Where in the data below does the word "ważności" appear? Copy each line that holds it.
__________
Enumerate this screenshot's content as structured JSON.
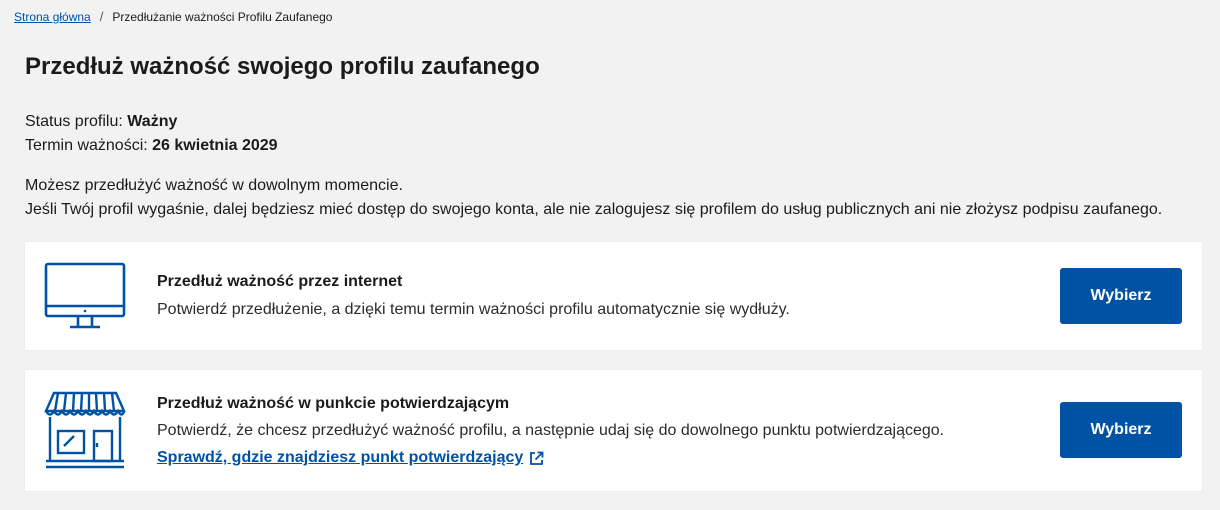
{
  "breadcrumb": {
    "home": "Strona główna",
    "separator": "/",
    "current": "Przedłużanie ważności Profilu Zaufanego"
  },
  "page_title": "Przedłuż ważność swojego profilu zaufanego",
  "status": {
    "status_label": "Status profilu:",
    "status_value": "Ważny",
    "expiry_label": "Termin ważności:",
    "expiry_value": "26 kwietnia 2029"
  },
  "description": {
    "line1": "Możesz przedłużyć ważność w dowolnym momencie.",
    "line2": "Jeśli Twój profil wygaśnie, dalej będziesz mieć dostęp do swojego konta, ale nie zalogujesz się profilem do usług publicznych ani nie złożysz podpisu zaufanego."
  },
  "options": [
    {
      "icon": "computer-monitor-icon",
      "title": "Przedłuż ważność przez internet",
      "body": "Potwierdź przedłużenie, a dzięki temu termin ważności profilu automatycznie się wydłuży.",
      "button": "Wybierz"
    },
    {
      "icon": "storefront-icon",
      "title": "Przedłuż ważność w punkcie potwierdzającym",
      "body": "Potwierdź, że chcesz przedłużyć ważność profilu, a następnie udaj się do dowolnego punktu potwierdzającego.",
      "link": "Sprawdź, gdzie znajdziesz punkt potwierdzający",
      "link_icon": "external-link-icon",
      "button": "Wybierz"
    }
  ],
  "colors": {
    "primary": "#0052a5",
    "background": "#f2f2f2",
    "card": "#ffffff",
    "text": "#1b1b1b"
  }
}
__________
## Answer to this task
    "current": "Przedłużanie ważności Profilu Zaufanego"
    "expiry_label": "Termin ważności:",
      "body": "Potwierdź przedłużenie, a dzięki temu termin ważności profilu automatycznie się wydłuży.",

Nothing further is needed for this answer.